-26th 27th of June 1926, Belgium: the third congress of the FIDH, in Brussels, marks the rebirth of the LBDH (Belgian Human Rights League), which was rebuilt in October 1923. As it is mobilized for the protection of political exiles, the Federation demands the creation of a special body under the League of Nations, the UNHCR’s ancestor (United Nations High Commission for Refugees). In fact many LDHs worry about the people displaced during the First World War or deprived of their citizenship after the geopolitical upheaval of Europe after 1918. Before it disappears in 1937, the Greek League, for instance, protests against the occupation of the Dodecanese Islands by Italy after the 1923 Lausanne treaty. Launched in May 1926 by antifascists who paradoxically favour the Anschluss of their country with Germany, the Austrian LDH fights for the heimatlosen stateless who lost their citizenship after the dismantling of the Austrian Hungarian Empire, but who could not benefit from the protection of the League of Nations to Russian or Armenian refugees.
-1927, Ukraine: in France, the lawyer Henry Torrès, a member of the central committee of the LDH, defends and gets acquitted an Ukrainian refugee, Samuel Schwartzbard, who, on the 25th of May 1926, had killed Simon Petlioura, the leader of the Cossacks responsible for the massacre of thousands of Jews. Bernard Lecache, a member of the LDH, a journalist for L’Humanité and the founder of the International League Against Anti-semitism, had gone to Ukraine in order to investigate on anti-Jews pogroms and to supply testimonies to the trial of Samuel Schwartzbard.

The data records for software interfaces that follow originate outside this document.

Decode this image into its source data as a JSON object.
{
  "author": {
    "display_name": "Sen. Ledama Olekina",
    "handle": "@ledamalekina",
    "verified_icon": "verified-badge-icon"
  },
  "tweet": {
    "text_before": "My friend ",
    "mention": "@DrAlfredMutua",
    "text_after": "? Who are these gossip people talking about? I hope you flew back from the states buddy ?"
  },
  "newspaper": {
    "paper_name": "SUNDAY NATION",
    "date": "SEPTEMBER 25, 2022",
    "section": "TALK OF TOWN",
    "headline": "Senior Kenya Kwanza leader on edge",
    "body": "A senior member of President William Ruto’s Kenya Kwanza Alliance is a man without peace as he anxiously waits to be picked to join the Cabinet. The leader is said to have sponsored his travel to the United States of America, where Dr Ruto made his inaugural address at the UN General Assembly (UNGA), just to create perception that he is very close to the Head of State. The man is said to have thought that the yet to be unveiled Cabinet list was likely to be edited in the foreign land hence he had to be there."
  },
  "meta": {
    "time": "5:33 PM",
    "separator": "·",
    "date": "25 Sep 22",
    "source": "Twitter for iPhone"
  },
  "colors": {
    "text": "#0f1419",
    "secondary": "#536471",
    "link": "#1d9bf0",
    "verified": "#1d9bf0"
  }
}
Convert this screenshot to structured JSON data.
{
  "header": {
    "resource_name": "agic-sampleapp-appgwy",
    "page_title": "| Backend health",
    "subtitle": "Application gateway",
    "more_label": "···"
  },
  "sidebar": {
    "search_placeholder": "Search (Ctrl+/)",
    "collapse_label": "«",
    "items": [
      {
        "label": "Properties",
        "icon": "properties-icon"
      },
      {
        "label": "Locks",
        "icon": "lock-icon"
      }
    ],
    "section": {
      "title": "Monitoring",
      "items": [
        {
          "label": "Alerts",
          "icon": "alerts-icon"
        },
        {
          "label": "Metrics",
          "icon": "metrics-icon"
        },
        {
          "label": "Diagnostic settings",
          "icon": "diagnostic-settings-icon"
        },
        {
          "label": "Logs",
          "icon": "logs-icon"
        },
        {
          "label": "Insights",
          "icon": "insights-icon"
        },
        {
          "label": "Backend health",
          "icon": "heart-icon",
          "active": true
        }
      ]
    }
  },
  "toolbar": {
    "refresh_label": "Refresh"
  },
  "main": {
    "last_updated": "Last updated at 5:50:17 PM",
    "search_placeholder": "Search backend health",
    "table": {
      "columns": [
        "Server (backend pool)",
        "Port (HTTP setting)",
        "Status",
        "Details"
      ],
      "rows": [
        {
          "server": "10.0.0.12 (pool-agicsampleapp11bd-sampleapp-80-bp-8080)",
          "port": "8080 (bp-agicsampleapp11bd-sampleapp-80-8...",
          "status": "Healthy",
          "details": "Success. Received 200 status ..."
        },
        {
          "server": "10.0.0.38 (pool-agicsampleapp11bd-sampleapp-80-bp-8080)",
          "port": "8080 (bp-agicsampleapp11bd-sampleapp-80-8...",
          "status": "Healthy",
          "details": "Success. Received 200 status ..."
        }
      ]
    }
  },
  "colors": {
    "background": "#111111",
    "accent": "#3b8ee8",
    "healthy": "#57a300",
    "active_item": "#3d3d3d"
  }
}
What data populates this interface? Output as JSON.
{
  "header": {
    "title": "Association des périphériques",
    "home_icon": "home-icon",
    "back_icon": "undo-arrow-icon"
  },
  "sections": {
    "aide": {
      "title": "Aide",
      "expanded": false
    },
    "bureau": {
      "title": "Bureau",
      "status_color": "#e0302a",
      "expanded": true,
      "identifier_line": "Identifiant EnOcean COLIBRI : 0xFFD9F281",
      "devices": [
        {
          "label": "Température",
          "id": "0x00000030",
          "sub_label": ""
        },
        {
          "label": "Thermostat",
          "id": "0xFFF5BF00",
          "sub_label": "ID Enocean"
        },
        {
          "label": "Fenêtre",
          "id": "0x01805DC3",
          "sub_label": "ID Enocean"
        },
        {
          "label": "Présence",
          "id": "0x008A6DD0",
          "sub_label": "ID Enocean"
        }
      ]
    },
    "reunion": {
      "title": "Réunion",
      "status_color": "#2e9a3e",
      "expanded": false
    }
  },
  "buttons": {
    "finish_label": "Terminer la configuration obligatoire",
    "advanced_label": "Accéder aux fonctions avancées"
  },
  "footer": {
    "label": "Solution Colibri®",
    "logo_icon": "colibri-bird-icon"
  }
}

-1928, France: the FIDH extends its mission from civic to social and economic rights.